Record extracts:
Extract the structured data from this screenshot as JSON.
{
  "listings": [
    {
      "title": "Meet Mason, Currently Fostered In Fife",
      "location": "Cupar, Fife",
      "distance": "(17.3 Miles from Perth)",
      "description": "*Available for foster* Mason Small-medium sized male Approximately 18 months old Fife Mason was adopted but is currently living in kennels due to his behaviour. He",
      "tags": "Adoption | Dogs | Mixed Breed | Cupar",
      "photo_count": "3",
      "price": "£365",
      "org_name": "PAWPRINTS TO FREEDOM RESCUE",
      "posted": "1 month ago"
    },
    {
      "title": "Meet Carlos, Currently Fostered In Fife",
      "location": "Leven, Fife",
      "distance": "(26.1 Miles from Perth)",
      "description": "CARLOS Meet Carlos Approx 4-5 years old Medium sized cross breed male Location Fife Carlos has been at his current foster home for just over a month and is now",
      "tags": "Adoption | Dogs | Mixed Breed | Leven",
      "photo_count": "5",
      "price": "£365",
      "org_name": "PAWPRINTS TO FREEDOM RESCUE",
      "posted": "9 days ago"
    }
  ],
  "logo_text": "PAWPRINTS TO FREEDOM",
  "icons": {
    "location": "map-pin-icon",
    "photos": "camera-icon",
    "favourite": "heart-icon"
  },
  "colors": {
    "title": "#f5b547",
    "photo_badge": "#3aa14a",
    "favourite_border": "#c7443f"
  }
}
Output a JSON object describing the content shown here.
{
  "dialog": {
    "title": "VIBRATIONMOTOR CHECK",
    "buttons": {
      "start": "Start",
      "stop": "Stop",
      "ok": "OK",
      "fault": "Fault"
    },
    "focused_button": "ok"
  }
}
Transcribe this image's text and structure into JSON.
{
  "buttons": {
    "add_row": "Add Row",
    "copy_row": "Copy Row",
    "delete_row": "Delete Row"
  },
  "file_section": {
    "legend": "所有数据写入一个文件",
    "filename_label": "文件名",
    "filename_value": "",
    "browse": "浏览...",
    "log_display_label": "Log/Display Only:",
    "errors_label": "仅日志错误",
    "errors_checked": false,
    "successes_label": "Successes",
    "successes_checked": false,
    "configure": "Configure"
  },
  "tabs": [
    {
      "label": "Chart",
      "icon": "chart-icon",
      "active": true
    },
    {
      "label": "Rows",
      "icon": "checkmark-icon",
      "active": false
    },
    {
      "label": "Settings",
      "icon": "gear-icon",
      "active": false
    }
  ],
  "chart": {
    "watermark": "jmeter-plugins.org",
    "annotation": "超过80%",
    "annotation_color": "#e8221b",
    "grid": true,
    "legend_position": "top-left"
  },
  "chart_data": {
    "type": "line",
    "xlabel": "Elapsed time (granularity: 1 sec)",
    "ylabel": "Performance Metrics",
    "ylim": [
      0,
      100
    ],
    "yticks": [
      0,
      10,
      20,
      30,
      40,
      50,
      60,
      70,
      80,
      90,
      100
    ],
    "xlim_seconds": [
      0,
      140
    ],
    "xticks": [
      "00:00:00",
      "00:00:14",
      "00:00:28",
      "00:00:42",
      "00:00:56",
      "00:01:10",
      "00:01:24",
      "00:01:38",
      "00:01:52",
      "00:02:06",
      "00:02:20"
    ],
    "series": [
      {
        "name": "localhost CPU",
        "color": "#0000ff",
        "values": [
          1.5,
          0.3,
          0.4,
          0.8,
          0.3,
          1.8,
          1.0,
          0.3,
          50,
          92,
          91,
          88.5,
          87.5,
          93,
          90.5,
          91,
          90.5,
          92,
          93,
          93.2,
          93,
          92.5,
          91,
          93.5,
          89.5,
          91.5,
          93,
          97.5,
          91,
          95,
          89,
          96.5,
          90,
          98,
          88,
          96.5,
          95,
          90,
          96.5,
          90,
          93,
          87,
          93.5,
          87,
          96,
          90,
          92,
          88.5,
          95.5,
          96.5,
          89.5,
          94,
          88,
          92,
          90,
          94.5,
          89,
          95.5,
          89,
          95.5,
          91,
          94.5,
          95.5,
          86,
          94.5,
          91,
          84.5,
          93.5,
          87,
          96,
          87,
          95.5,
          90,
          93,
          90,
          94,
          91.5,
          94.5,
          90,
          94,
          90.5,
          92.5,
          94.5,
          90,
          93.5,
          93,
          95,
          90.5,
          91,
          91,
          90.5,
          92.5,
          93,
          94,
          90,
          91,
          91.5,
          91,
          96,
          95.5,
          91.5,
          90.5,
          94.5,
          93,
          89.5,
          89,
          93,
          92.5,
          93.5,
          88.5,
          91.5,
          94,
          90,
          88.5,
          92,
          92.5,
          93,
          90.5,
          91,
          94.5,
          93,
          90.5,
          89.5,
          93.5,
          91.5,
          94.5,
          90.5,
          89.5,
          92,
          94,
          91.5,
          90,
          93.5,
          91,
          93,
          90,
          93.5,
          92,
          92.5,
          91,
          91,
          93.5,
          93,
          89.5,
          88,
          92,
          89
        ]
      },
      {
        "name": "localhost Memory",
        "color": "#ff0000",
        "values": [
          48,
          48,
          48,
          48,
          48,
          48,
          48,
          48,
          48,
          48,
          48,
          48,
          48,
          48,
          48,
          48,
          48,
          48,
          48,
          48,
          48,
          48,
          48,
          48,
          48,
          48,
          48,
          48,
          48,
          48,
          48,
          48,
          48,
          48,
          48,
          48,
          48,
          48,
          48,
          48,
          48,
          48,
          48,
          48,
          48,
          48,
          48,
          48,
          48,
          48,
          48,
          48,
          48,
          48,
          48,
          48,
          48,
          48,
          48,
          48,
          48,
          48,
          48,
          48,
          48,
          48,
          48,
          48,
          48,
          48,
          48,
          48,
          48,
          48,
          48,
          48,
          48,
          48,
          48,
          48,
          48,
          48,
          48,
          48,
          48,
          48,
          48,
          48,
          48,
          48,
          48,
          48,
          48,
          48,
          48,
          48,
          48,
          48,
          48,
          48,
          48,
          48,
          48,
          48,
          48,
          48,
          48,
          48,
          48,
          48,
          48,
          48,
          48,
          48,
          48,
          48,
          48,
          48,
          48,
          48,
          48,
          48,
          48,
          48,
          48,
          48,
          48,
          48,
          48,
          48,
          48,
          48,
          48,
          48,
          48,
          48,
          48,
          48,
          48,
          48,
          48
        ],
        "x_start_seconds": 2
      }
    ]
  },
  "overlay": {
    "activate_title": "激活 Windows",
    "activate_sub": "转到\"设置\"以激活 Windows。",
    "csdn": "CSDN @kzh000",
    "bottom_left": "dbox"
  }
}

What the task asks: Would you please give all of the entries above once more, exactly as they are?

Solved problem:
Extract the structured data from this screenshot as JSON.
{
  "listings": [
    {
      "title": "Meet Mason, Currently Fostered In Fife",
      "location": "Cupar, Fife",
      "distance": "(17.3 Miles from Perth)",
      "description": "*Available for foster* Mason Small-medium sized male Approximately 18 months old Fife Mason was adopted but is currently living in kennels due to his behaviour. He",
      "tags": "Adoption | Dogs | Mixed Breed | Cupar",
      "photo_count": "3",
      "price": "£365",
      "org_name": "PAWPRINTS TO FREEDOM RESCUE",
      "posted": "1 month ago"
    },
    {
      "title": "Meet Carlos, Currently Fostered In Fife",
      "location": "Leven, Fife",
      "distance": "(26.1 Miles from Perth)",
      "description": "CARLOS Meet Carlos Approx 4-5 years old Medium sized cross breed male Location Fife Carlos has been at his current foster home for just over a month and is now",
      "tags": "Adoption | Dogs | Mixed Breed | Leven",
      "photo_count": "5",
      "price": "£365",
      "org_name": "PAWPRINTS TO FREEDOM RESCUE",
      "posted": "9 days ago"
    }
  ],
  "logo_text": "PAWPRINTS TO FREEDOM",
  "icons": {
    "location": "map-pin-icon",
    "photos": "camera-icon",
    "favourite": "heart-icon"
  },
  "colors": {
    "title": "#f5b547",
    "photo_badge": "#3aa14a",
    "favourite_border": "#c7443f"
  }
}
Output a JSON object describing the content shown here.
{
  "dialog": {
    "title": "VIBRATIONMOTOR CHECK",
    "buttons": {
      "start": "Start",
      "stop": "Stop",
      "ok": "OK",
      "fault": "Fault"
    },
    "focused_button": "ok"
  }
}
Transcribe this image's text and structure into JSON.
{
  "buttons": {
    "add_row": "Add Row",
    "copy_row": "Copy Row",
    "delete_row": "Delete Row"
  },
  "file_section": {
    "legend": "所有数据写入一个文件",
    "filename_label": "文件名",
    "filename_value": "",
    "browse": "浏览...",
    "log_display_label": "Log/Display Only:",
    "errors_label": "仅日志错误",
    "errors_checked": false,
    "successes_label": "Successes",
    "successes_checked": false,
    "configure": "Configure"
  },
  "tabs": [
    {
      "label": "Chart",
      "icon": "chart-icon",
      "active": true
    },
    {
      "label": "Rows",
      "icon": "checkmark-icon",
      "active": false
    },
    {
      "label": "Settings",
      "icon": "gear-icon",
      "active": false
    }
  ],
  "chart": {
    "watermark": "jmeter-plugins.org",
    "annotation": "超过80%",
    "annotation_color": "#e8221b",
    "grid": true,
    "legend_position": "top-left"
  },
  "chart_data": {
    "type": "line",
    "xlabel": "Elapsed time (granularity: 1 sec)",
    "ylabel": "Performance Metrics",
    "ylim": [
      0,
      100
    ],
    "yticks": [
      0,
      10,
      20,
      30,
      40,
      50,
      60,
      70,
      80,
      90,
      100
    ],
    "xlim_seconds": [
      0,
      140
    ],
    "xticks": [
      "00:00:00",
      "00:00:14",
      "00:00:28",
      "00:00:42",
      "00:00:56",
      "00:01:10",
      "00:01:24",
      "00:01:38",
      "00:01:52",
      "00:02:06",
      "00:02:20"
    ],
    "series": [
      {
        "name": "localhost CPU",
        "color": "#0000ff",
        "values": [
          1.5,
          0.3,
          0.4,
          0.8,
          0.3,
          1.8,
          1.0,
          0.3,
          50,
          92,
          91,
          88.5,
          87.5,
          93,
          90.5,
          91,
          90.5,
          92,
          93,
          93.2,
          93,
          92.5,
          91,
          93.5,
          89.5,
          91.5,
          93,
          97.5,
          91,
          95,
          89,
          96.5,
          90,
          98,
          88,
          96.5,
          95,
          90,
          96.5,
          90,
          93,
          87,
          93.5,
          87,
          96,
          90,
          92,
          88.5,
          95.5,
          96.5,
          89.5,
          94,
          88,
          92,
          90,
          94.5,
          89,
          95.5,
          89,
          95.5,
          91,
          94.5,
          95.5,
          86,
          94.5,
          91,
          84.5,
          93.5,
          87,
          96,
          87,
          95.5,
          90,
          93,
          90,
          94,
          91.5,
          94.5,
          90,
          94,
          90.5,
          92.5,
          94.5,
          90,
          93.5,
          93,
          95,
          90.5,
          91,
          91,
          90.5,
          92.5,
          93,
          94,
          90,
          91,
          91.5,
          91,
          96,
          95.5,
          91.5,
          90.5,
          94.5,
          93,
          89.5,
          89,
          93,
          92.5,
          93.5,
          88.5,
          91.5,
          94,
          90,
          88.5,
          92,
          92.5,
          93,
          90.5,
          91,
          94.5,
          93,
          90.5,
          89.5,
          93.5,
          91.5,
          94.5,
          90.5,
          89.5,
          92,
          94,
          91.5,
          90,
          93.5,
          91,
          93,
          90,
          93.5,
          92,
          92.5,
          91,
          91,
          93.5,
          93,
          89.5,
          88,
          92,
          89
        ]
      },
      {
        "name": "localhost Memory",
        "color": "#ff0000",
        "values": [
          48,
          48,
          48,
          48,
          48,
          48,
          48,
          48,
          48,
          48,
          48,
          48,
          48,
          48,
          48,
          48,
          48,
          48,
          48,
          48,
          48,
          48,
          48,
          48,
          48,
          48,
          48,
          48,
          48,
          48,
          48,
          48,
          48,
          48,
          48,
          48,
          48,
          48,
          48,
          48,
          48,
          48,
          48,
          48,
          48,
          48,
          48,
          48,
          48,
          48,
          48,
          48,
          48,
          48,
          48,
          48,
          48,
          48,
          48,
          48,
          48,
          48,
          48,
          48,
          48,
          48,
          48,
          48,
          48,
          48,
          48,
          48,
          48,
          48,
          48,
          48,
          48,
          48,
          48,
          48,
          48,
          48,
          48,
          48,
          48,
          48,
          48,
          48,
          48,
          48,
          48,
          48,
          48,
          48,
          48,
          48,
          48,
          48,
          48,
          48,
          48,
          48,
          48,
          48,
          48,
          48,
          48,
          48,
          48,
          48,
          48,
          48,
          48,
          48,
          48,
          48,
          48,
          48,
          48,
          48,
          48,
          48,
          48,
          48,
          48,
          48,
          48,
          48,
          48,
          48,
          48,
          48,
          48,
          48,
          48,
          48,
          48,
          48,
          48,
          48,
          48
        ],
        "x_start_seconds": 2
      }
    ]
  },
  "overlay": {
    "activate_title": "激活 Windows",
    "activate_sub": "转到\"设置\"以激活 Windows。",
    "csdn": "CSDN @kzh000",
    "bottom_left": "dbox"
  }
}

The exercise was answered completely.